Clue #2: The Shepherds in the Fields. In the fall months of September and October, the Bethlehem shepherds were still “living out in the fields” (Luke 2:8). In the winter rainy months of November and December, however, the shepherds typically brought their flocks into caves.
Clue #3: The Birth of John the Baptist. Luke 1:26 describes Jesus as being conceived about six months after John the Baptist was conceived. So if Jesus was indeed born in October, John would have been born in April—and conceived nine months earlier on July 5 B.C. But does this correlate with the description of John’s promised birth?
Luke 1 describes John as being conceived following the temple service of his father, Zechariah, a priest who served in the order of Abijah (see Luke 1:5-10; 1 Chron. 24:10). Abijah was one of 24 rotating priestly divisions, each of which served in the temple twice a year—for one week each, Sabbath to Sabbath. Additionally, all the priests served during the three great feasts of Passover, Pentecost, and Tabernacles. However, the wording of Luke 1:8—“when Zechariah’s division was on duty”—seems to indicate that Zechariah was serving in one of his two assigned weeks. In The Desire of Ages, p. 97, Ellen White also focuses on Zechariah’s assigned service “twice a year.”2
Using the continuous priestly calendar, in the year 5 b.c. Zechariah would have served in the temple June 24-July 1 and Dec. 23-30. If Zechariah traveled home following his June 24-July 1 service, and John was conceived in July, John would have been born in April—and Jesus would have been born six months later in October. (Alternately, if John was conceived in January, then John would have been born in October—and Jesus born in March.) There’s no way to know with certainty when John was conceived, but the priestly calendar at least supports the possibility that Jesus was born in October. If John the Baptist was born around Passover (April 11, 4 B.C.), this timing also fits John’s biblical ties to the prophet Elijah, particularly if John began his ministry 30 years later at the Jordan River speaking to the traveling crowds at Passover.
If John was born around Passover, then Jesus was born six months later, perhaps during the Feast of Tabernacles (Oct. 6-13, 4 B.C.). The feast would have been a natural time for a census of Jews since many Jews would already be traveling to Jerusalem (in the tribal region of Judah). Additionally, this feast came just after the busy harvest season and just before the planting season.
The greatest day of the Feast of Tabernacles (from Greek skene) was always the last day, the Sabbath. In fact, 33 years later, “On the last and greatest day of the festival, Jesus stood and said in a loud voice, ‘Let anyone who is thirsty come to me and drink’” (John 7:37).
The same apostle John who wrote those words also wrote these: “The Word became flesh and tabernacled [from Greek skene] among us” (John 1:14, TLV).3 Is it possible that on Sabbath, October 13, 4 B.C., Baby Jesus also cried out for all to come to Him?
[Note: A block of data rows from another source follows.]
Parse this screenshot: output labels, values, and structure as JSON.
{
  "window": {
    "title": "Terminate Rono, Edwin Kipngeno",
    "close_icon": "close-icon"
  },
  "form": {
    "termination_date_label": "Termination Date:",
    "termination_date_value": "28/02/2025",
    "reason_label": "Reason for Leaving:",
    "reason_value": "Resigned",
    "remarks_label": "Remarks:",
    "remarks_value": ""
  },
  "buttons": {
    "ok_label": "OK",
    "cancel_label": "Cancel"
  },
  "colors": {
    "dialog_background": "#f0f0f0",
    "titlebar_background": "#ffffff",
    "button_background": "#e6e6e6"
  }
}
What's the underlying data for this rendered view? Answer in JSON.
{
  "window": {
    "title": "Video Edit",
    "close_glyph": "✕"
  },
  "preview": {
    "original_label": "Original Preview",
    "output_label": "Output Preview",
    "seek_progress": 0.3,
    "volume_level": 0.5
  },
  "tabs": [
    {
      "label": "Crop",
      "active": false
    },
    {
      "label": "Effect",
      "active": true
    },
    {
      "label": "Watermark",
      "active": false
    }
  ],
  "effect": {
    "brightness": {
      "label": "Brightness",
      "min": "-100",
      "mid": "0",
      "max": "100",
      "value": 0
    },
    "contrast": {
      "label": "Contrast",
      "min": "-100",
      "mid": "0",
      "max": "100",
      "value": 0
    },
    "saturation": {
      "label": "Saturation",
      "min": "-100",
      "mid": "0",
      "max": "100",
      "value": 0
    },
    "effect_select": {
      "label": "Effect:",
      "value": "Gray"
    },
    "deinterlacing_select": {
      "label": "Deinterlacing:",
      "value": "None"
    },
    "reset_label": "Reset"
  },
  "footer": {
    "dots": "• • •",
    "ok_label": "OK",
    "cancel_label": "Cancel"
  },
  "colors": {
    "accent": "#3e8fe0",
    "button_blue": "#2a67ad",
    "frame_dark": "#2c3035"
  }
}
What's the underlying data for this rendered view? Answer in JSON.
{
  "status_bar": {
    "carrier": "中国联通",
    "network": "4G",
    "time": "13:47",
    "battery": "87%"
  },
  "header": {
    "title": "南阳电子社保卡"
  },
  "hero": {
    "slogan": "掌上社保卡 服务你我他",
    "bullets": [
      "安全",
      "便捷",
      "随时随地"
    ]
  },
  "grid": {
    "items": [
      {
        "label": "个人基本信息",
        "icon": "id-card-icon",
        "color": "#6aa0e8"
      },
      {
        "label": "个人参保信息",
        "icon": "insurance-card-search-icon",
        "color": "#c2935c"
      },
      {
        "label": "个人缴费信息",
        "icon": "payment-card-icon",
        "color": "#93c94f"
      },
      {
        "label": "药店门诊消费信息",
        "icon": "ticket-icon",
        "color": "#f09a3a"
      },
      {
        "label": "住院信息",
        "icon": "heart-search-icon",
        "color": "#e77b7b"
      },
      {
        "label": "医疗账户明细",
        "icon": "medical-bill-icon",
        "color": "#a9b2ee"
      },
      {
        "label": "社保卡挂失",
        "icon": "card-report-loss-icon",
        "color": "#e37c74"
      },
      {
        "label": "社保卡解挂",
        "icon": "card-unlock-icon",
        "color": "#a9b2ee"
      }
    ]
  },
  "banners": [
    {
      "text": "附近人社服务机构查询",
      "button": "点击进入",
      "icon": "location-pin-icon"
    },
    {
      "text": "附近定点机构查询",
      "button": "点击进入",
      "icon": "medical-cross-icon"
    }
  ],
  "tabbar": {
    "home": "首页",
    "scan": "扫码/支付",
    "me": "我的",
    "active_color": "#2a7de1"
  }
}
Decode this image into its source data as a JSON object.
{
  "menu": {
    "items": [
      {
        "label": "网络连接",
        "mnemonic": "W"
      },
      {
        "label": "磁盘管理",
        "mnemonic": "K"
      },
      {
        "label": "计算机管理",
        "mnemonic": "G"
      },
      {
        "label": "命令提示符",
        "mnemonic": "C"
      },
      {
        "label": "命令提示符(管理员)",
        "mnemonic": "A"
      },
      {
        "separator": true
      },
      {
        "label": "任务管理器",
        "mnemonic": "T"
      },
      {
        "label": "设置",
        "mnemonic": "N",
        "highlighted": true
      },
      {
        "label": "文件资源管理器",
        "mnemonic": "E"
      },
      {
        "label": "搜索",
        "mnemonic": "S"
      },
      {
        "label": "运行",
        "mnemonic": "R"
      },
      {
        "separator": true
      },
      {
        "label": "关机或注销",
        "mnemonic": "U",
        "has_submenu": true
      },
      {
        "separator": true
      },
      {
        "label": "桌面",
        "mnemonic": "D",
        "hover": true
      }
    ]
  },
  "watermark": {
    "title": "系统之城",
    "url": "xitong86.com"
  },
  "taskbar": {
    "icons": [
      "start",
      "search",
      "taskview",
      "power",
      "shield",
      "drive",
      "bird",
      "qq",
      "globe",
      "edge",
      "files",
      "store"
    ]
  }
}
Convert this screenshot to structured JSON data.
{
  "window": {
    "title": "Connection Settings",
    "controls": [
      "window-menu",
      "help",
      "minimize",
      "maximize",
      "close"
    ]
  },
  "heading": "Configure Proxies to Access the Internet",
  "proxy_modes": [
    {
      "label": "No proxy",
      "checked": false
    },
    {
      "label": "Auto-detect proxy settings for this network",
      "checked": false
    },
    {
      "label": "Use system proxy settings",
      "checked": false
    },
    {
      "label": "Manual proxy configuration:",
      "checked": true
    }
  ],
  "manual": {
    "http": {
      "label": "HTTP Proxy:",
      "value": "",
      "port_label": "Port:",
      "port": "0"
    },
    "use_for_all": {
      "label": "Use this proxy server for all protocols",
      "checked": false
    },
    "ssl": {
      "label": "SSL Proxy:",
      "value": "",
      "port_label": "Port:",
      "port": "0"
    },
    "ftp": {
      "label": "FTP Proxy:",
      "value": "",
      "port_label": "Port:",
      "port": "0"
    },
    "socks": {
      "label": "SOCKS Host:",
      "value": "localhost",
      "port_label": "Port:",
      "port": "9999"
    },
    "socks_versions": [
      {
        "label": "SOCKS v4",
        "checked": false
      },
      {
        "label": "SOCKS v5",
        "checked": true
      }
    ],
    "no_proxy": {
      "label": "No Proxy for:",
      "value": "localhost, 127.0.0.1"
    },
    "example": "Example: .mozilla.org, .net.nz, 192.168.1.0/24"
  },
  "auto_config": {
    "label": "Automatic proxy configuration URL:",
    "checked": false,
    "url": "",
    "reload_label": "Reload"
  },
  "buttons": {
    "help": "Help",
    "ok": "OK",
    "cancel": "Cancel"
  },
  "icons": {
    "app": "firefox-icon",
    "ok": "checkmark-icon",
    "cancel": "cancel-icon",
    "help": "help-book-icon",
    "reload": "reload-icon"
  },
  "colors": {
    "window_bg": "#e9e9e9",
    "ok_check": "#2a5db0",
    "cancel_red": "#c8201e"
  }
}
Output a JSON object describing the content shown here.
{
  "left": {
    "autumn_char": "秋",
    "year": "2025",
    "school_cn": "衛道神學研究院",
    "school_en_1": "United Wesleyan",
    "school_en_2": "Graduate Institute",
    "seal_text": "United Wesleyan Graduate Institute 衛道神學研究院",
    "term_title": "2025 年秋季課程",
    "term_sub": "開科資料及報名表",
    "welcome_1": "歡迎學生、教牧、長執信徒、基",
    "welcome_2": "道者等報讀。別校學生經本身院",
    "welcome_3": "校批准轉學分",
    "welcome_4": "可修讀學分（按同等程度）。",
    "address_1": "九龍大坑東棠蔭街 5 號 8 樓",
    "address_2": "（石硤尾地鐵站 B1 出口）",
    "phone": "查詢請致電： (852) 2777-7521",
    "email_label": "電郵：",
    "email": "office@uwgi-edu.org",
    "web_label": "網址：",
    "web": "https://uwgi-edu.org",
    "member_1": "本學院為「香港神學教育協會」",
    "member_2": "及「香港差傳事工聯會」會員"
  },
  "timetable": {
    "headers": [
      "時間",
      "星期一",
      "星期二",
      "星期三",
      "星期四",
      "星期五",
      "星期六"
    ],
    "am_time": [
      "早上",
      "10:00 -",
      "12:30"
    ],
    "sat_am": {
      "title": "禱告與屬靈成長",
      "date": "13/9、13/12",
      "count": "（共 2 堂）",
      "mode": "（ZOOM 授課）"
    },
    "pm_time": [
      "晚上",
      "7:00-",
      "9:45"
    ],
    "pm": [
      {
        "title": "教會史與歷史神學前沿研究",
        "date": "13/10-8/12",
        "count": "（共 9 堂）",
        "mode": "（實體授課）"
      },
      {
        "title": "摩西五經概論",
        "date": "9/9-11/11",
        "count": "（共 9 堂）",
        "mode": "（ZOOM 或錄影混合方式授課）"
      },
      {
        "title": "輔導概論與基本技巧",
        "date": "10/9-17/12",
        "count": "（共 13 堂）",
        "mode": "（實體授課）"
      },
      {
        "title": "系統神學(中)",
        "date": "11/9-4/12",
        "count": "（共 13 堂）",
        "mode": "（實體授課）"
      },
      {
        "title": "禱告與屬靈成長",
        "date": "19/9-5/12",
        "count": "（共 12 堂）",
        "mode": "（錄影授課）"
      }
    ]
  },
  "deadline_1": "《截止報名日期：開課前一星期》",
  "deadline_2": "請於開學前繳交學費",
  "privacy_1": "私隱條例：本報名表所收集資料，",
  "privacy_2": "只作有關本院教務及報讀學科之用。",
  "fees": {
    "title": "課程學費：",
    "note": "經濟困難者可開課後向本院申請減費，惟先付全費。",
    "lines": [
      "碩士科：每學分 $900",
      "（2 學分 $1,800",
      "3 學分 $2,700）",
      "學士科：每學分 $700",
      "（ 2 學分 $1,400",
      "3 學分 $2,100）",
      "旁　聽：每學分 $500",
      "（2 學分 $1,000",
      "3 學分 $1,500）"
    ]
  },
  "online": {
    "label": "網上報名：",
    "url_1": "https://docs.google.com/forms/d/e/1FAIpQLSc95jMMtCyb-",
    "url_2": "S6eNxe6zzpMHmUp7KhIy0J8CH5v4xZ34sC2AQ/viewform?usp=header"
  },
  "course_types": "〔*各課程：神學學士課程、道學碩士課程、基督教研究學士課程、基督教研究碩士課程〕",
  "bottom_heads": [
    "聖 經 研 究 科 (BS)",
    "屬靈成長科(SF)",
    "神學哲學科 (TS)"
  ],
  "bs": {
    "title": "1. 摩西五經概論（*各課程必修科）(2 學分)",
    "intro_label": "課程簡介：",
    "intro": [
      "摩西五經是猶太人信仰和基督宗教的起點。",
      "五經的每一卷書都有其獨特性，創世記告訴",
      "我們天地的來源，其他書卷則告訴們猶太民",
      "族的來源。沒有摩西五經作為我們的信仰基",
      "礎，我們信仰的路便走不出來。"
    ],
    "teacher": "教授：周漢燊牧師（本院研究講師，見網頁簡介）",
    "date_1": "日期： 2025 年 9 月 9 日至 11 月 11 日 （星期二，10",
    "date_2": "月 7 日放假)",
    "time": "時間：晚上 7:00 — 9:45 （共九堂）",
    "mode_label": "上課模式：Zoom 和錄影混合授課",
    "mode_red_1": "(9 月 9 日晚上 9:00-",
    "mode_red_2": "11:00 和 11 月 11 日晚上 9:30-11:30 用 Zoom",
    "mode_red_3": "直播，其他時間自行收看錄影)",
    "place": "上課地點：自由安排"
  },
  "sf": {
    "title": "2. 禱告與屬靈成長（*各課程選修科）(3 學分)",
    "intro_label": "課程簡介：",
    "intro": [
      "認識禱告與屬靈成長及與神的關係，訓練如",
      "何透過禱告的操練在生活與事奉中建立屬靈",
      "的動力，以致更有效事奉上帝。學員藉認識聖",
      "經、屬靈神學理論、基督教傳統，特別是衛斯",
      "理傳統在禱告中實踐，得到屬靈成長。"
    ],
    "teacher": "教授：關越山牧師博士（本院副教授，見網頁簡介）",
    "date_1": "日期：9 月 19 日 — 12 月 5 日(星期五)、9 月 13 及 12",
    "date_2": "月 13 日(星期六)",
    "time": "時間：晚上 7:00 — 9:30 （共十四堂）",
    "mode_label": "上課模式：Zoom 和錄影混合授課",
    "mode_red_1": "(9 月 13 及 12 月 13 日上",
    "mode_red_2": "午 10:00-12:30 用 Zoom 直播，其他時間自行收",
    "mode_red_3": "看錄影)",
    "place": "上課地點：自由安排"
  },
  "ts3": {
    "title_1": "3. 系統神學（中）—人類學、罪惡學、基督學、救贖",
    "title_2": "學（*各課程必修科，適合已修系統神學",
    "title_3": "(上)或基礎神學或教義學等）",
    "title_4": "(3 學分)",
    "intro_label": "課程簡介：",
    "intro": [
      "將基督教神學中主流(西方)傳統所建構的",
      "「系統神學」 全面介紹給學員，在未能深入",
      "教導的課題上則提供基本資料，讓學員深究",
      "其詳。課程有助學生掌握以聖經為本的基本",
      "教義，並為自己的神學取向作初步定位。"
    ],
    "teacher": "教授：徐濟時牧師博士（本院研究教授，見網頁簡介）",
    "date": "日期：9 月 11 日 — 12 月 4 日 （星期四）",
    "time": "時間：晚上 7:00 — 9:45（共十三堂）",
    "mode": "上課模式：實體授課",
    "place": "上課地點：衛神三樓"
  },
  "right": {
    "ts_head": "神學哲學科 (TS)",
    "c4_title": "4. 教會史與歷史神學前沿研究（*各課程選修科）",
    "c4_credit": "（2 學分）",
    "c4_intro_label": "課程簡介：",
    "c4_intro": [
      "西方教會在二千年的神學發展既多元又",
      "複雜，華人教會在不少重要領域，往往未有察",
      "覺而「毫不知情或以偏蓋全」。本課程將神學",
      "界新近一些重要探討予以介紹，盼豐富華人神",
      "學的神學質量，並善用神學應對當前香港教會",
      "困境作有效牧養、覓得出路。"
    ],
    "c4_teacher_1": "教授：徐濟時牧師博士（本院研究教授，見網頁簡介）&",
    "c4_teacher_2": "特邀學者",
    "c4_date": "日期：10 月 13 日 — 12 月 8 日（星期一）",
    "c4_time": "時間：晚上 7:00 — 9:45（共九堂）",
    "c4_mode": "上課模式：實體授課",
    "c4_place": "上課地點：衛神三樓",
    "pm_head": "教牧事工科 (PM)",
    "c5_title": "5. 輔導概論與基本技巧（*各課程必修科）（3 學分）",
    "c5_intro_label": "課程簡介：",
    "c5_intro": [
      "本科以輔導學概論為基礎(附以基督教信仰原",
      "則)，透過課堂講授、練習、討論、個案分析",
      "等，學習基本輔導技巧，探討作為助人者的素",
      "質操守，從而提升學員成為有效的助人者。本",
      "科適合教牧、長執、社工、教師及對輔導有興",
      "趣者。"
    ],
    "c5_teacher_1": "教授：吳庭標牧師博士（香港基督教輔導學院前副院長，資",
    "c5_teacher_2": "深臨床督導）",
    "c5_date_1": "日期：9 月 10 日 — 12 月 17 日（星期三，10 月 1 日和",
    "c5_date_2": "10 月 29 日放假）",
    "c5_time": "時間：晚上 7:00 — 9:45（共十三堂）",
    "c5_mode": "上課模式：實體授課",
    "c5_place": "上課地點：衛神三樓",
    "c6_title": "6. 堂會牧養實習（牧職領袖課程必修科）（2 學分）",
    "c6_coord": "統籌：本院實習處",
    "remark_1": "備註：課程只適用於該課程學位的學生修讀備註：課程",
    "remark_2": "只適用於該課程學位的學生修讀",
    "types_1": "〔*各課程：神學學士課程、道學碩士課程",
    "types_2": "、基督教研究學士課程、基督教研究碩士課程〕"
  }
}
Merry Christmas, family of Jesus.
Andy Nash ([email protected]) is an Adventist pastor and professor who leads Israel tours for all ages.
1 Unless otherwise indicated, Bible texts are from the Holy Bible, New International Version. Copyright © 1973, 1978, 1984, 2011 by Biblica, Inc. Used by permission. All rights reserved worldwide.
2 Ellen G. White, The Desire of Ages (Mountain View, Calif.: Pacific Press Pub. Assn., 1898, 1940), p. 97.
3 Bible texts credited to TLV are from the Tree of Life Translation of the Bible. Copyright © 2015 by the Messianic Jewish Family Bible Society.